AIM OF THE EXERCISE —
Copy every entry exactly as it reads and exclude whatever pictures appear.

(Collected data)
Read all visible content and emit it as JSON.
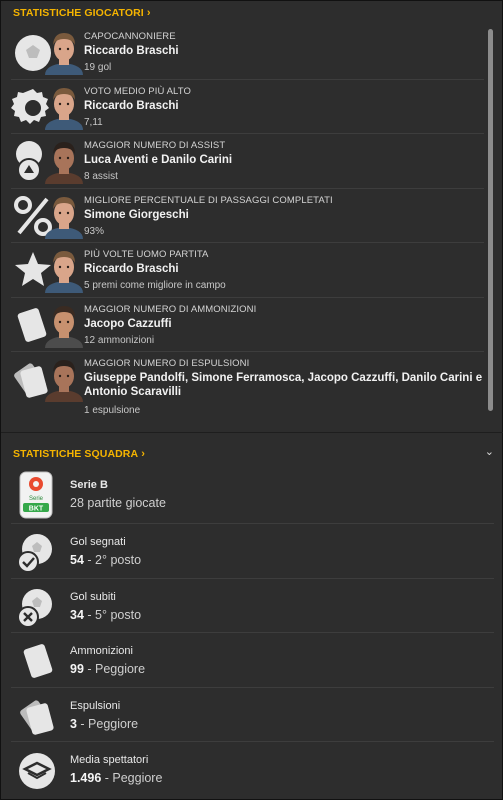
{
  "player_section": {
    "title": "STATISTICHE GIOCATORI",
    "chevron": "›",
    "collapse_icon": "⌄"
  },
  "players": [
    {
      "category": "CAPOCANNONIERE",
      "name": "Riccardo Braschi",
      "value": "19 gol",
      "icon": "ball-icon",
      "face": "light"
    },
    {
      "category": "VOTO MEDIO PIÙ ALTO",
      "name": "Riccardo Braschi",
      "value": "7,11",
      "icon": "rating-badge-icon",
      "face": "light"
    },
    {
      "category": "MAGGIOR NUMERO DI ASSIST",
      "name": "Luca Aventi e Danilo Carini",
      "value": "8 assist",
      "icon": "assist-icon",
      "face": "dark"
    },
    {
      "category": "MIGLIORE PERCENTUALE DI PASSAGGI COMPLETATI",
      "name": "Simone Giorgeschi",
      "value": "93%",
      "icon": "percent-icon",
      "face": "light"
    },
    {
      "category": "PIÙ VOLTE UOMO PARTITA",
      "name": "Riccardo Braschi",
      "value": "5 premi come migliore in campo",
      "icon": "star-icon",
      "face": "light"
    },
    {
      "category": "MAGGIOR NUMERO DI AMMONIZIONI",
      "name": "Jacopo Cazzuffi",
      "value": "12 ammonizioni",
      "icon": "yellow-card-icon",
      "face": "medium"
    },
    {
      "category": "MAGGIOR NUMERO DI ESPULSIONI",
      "name": "Giuseppe Pandolfi, Simone Ferramosca, Jacopo Cazzuffi, Danilo Carini e Antonio Scaravilli",
      "value": "1 espulsione",
      "icon": "red-card-icon",
      "face": "dark"
    }
  ],
  "team_section": {
    "title": "STATISTICHE SQUADRA",
    "chevron": "›",
    "collapse_icon": "⌄"
  },
  "team": {
    "league": {
      "name": "Serie B",
      "detail": "28 partite giocate",
      "logo_text": "Serie",
      "logo_sub": "BKT"
    },
    "goals_scored": {
      "label": "Gol segnati",
      "value": "54",
      "rank": " - 2° posto"
    },
    "goals_conceded": {
      "label": "Gol subiti",
      "value": "34",
      "rank": " - 5° posto"
    },
    "yellow_cards": {
      "label": "Ammonizioni",
      "value": "99",
      "rank": " - Peggiore"
    },
    "red_cards": {
      "label": "Espulsioni",
      "value": "3",
      "rank": " - Peggiore"
    },
    "attendance": {
      "label": "Media spettatori",
      "value": "1.496",
      "rank": " - Peggiore"
    }
  },
  "colors": {
    "accent": "#f5b400",
    "background": "#2d2d2d",
    "icon": "#e6e6e6"
  }
}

EXERCISE ANSWER —
Read all visible content and emit it as JSON.
{
  "player_section": {
    "title": "STATISTICHE GIOCATORI",
    "chevron": "›",
    "collapse_icon": "⌄"
  },
  "players": [
    {
      "category": "CAPOCANNONIERE",
      "name": "Riccardo Braschi",
      "value": "19 gol",
      "icon": "ball-icon",
      "face": "light"
    },
    {
      "category": "VOTO MEDIO PIÙ ALTO",
      "name": "Riccardo Braschi",
      "value": "7,11",
      "icon": "rating-badge-icon",
      "face": "light"
    },
    {
      "category": "MAGGIOR NUMERO DI ASSIST",
      "name": "Luca Aventi e Danilo Carini",
      "value": "8 assist",
      "icon": "assist-icon",
      "face": "dark"
    },
    {
      "category": "MIGLIORE PERCENTUALE DI PASSAGGI COMPLETATI",
      "name": "Simone Giorgeschi",
      "value": "93%",
      "icon": "percent-icon",
      "face": "light"
    },
    {
      "category": "PIÙ VOLTE UOMO PARTITA",
      "name": "Riccardo Braschi",
      "value": "5 premi come migliore in campo",
      "icon": "star-icon",
      "face": "light"
    },
    {
      "category": "MAGGIOR NUMERO DI AMMONIZIONI",
      "name": "Jacopo Cazzuffi",
      "value": "12 ammonizioni",
      "icon": "yellow-card-icon",
      "face": "medium"
    },
    {
      "category": "MAGGIOR NUMERO DI ESPULSIONI",
      "name": "Giuseppe Pandolfi, Simone Ferramosca, Jacopo Cazzuffi, Danilo Carini e Antonio Scaravilli",
      "value": "1 espulsione",
      "icon": "red-card-icon",
      "face": "dark"
    }
  ],
  "team_section": {
    "title": "STATISTICHE SQUADRA",
    "chevron": "›",
    "collapse_icon": "⌄"
  },
  "team": {
    "league": {
      "name": "Serie B",
      "detail": "28 partite giocate",
      "logo_text": "Serie",
      "logo_sub": "BKT"
    },
    "goals_scored": {
      "label": "Gol segnati",
      "value": "54",
      "rank": " - 2° posto"
    },
    "goals_conceded": {
      "label": "Gol subiti",
      "value": "34",
      "rank": " - 5° posto"
    },
    "yellow_cards": {
      "label": "Ammonizioni",
      "value": "99",
      "rank": " - Peggiore"
    },
    "red_cards": {
      "label": "Espulsioni",
      "value": "3",
      "rank": " - Peggiore"
    },
    "attendance": {
      "label": "Media spettatori",
      "value": "1.496",
      "rank": " - Peggiore"
    }
  },
  "colors": {
    "accent": "#f5b400",
    "background": "#2d2d2d",
    "icon": "#e6e6e6"
  }
}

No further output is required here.